The Court found, however, that there were factual disputes precluding summary judgment on the work for hire issue. Urbont produced a copyright registration from 1966 that lists him as “author,” and a renewal registration from 1995 that lists him as owner. That constitutes prima facie – albeit rebuttable – evidence of the validity of the copyright. In addressing the work for hire issue, the Court applied the “instance and expense test”: “[a] work is made at the hiring party’s ‘instance and expense’ when the employer induces the creation of the work and has the right to direct and supervise the manner in which the work is carried out.”

  • Instance refers to the extent to which the hiring party provided the impetus for, participated in, or had the power to supervise the creation of the work.
  • The expense component refers to the resources the hiring party invests in the creation of the work, in order to properly reward with ownership the party that bears the risk with respect to the work’s success, including method of payment, tools, resources and/or overhead.

The Court rejected the district court’s finding that it was undisputed that the work was a work for hire. Although there were many factors that pointed in that direction, there were others that the court below did not expressly consider:

Regarding the “instance” requirement, it appears beyond dispute that Urbont created the Iron Man composition at the impetus of Stan Lee and based on the characters of his television show. Urbont testified, however, that he retained all of the creative control over the project, as Lee was not permitted to modify the work but only had the right to accept or reject it. …In addition, Urbont claims that he approached Stan Lee, not the other way around, and he “wrote the songs on spec[ulation] hoping [Marvel] would use them.” … Thus, according to Urbont, there was no prior working relationship between Urbont and Marvel, nor was there was any guarantee that Marvel would accept his work. These factors weigh against a finding that the work was created at Marvel’s “instance.”

As for the expense factor, Urbont claims that he independently recorded and produced the Iron Man theme song with his own tools and resources, including a recording studio he rented; he claims he was essentially paid only to cover his costs, not to profit from the project. … These factors support the inference that Urbont “b[ore] the risk with respect to the work’s success,”… although the fact that the Iron Man composition “built on preexisting titles and themes that Marvel had expended resources to establish,” would support the opposite conclusion. Finally, although Urbont was paid a fixed sum of $3,000, bolstering the conclusion that the work was created at Marvel’s expense, he also claims he received royalties, which would undermine that same conclusion.

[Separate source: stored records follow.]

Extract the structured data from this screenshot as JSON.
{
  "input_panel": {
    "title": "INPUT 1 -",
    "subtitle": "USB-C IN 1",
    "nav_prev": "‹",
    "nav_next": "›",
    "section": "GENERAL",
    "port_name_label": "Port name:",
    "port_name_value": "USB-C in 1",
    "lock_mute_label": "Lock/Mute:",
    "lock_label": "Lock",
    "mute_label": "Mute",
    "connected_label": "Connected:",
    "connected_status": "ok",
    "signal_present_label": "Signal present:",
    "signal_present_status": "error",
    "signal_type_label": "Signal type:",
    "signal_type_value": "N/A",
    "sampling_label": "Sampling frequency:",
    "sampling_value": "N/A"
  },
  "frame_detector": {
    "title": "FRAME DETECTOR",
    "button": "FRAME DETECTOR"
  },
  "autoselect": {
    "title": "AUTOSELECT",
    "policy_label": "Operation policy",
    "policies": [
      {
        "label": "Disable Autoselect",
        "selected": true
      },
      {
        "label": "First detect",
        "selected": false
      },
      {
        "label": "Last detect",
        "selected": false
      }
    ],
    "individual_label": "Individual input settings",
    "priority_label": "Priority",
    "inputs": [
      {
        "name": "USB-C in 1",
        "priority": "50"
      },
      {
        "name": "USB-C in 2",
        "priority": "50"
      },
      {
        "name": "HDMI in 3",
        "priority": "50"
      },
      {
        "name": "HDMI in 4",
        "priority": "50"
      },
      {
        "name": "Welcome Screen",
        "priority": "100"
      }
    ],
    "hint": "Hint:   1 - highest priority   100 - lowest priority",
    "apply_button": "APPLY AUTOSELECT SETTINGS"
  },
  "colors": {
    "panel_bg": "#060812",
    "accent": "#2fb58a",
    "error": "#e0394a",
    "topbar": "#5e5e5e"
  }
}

Finally, the Court concluded that circumstantial evidence supported the conclusion that an ownership agreement existed between Marvel and Urbont which recognized Urbont as the owner. As a result, the Court concluded that factual disputes precluded summary judgment on the Copyright claims.

The Court affirmed, however, the holding that the state law claims were preempted because the Iron Man recording is not a “sound recording” protected from preemption by the Copyright Act of 1976, but rather an accompaniment to an “audiovisual work” that is subject to preemption under 17 U.S.C. § 102(a)(6).

The Second Circuit decision, although decided under the 1909 Act, is critically important on the standing issue. In many cases, proof of work for hire is scant. Litigants charged with copyright infringement should plead and take discovery of the work for hire status of all works alleged to be infringed.